⏩ Future Normal: Stealth Learning

What if...learning was truly fun?

Every generation has its moral panic, and Tiktok has certainly triggered plenty of handwringing. But what if Tiktok was a force for good? A place where you wanted your kids to hang out, because it was a place of self-improvement. Where they learned things, at the same time as enjoying themselves.

That’s the provocative thought at the heart of this week’s journey into The Future Normal: Stealth Learning.


The Normal

You go to school for a set number of years when you’re young. There’s a teacher. You follow a curriculum, designed to get you to pass a bunch of tests. You work on homework assignments largely independently. Grades are awarded by the teacher.


The Future Normal

Learning will become embedded in the platforms where people spend their time. It will be social. It will be visual. It will encourage participation. Chris Anderson defined the online learning environment as a giant global laboratory of ‘crowd accelerated innovation’.

That was back in 2010, before influencer culture, social media and the metaverse were omnipresent in people’s lives.

Now, learning is on the cusp of a new era: fun, immersive, rewarding. The boundaries between entertainment and education will blur. Did someone say ‘edutainment’? ;)


Instigators & innovators

Roblox: the metaverse meets the school of life skills

The Economist reports that Roblox has 37 million daily players, including 3/4 of US children aged 9-12. Parents aren’t freaking out as the game platform is largely positive. Players can even learn about digital civility. Users can also create games themselves, learning everything from coding to community management. Some also make millions of dollars.

#LearnOnTikTok: infinite scrolling through 60-second ‘teachers’

You can learn a lot on TikTok, from cooking to beauty to languages to science. John Mayer shares guitar tips. No wonder the company leaned into this with its $50 million Creative Learning Fund.

Assassin’s Creed - Discovery Tours

The main game sees players fight their way through quests. The Discovery Tours remove all the combat, allowing players to explore the historical environments and cultures of ancient Greece and Egypt. The producers have even included audio guides, similar to those found in museums.

Masterclass: the Netflix of celebrity online classes

If you’re going to learn, you might as well learn from the best. That’s the core idea behind the beautifully-shot, celebrity courses that Masterclass sells access to, for $180/year. Masters (aka ‘teachers’) include Gordon Ramsey, Serena Williams, Steph Curry and FBI negotiator Chris Voss.

Labster: science learning, without the mess

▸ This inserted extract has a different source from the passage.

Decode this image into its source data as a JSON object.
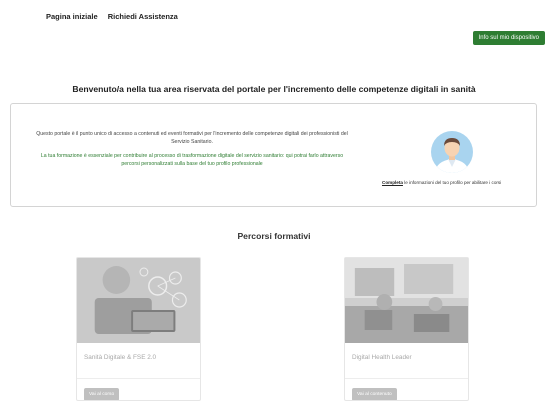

Labster creates virtual STEM lab simulations. Students can run a variety of high-tech experiments, from studies of bacterial growth to the biodiversity of an exoplanet. Science becomes risk-free, affordable and accessible.

J&J x Oculus: training surgeons in VR?

VR training is currently expensive, so is confined to specialist, high-value skills. But the results are promising: Johnson & Johnson found that 83% of VR-trained surgeons were able to perform surgery in a lab setting with minimal guidance, whereas none of the traditionally trained surgeons were able to do the same. What happens when Flight Simulators get even more realistic?


What if…?

You challenged yourself to create content that was entertaining first, educational second? 

You went to where people already willingly spend their time? Can you learn from those who know how to grab (and hold) people’s attention?  

You empowered people to learn from each other, rather than from a formal ‘teacher’? 

The virtual learning experience was faster, cheaper, safer and more effective than a physical equivalent? 


This newsletter (and upcoming book) is an attempt to explore what the world might look like as we leave the pandemic behind.

We'd love your feedback, tips and advice. Will new technologies and social platforms usher in a new era of learning? Or will we continue doomscrolling our way to the lowest common denominator?

Let us know by replying to this email or, even better, comment on LinkedIn so that others can benefit from your insights.

Thanks for reading, and see you next week!

Henry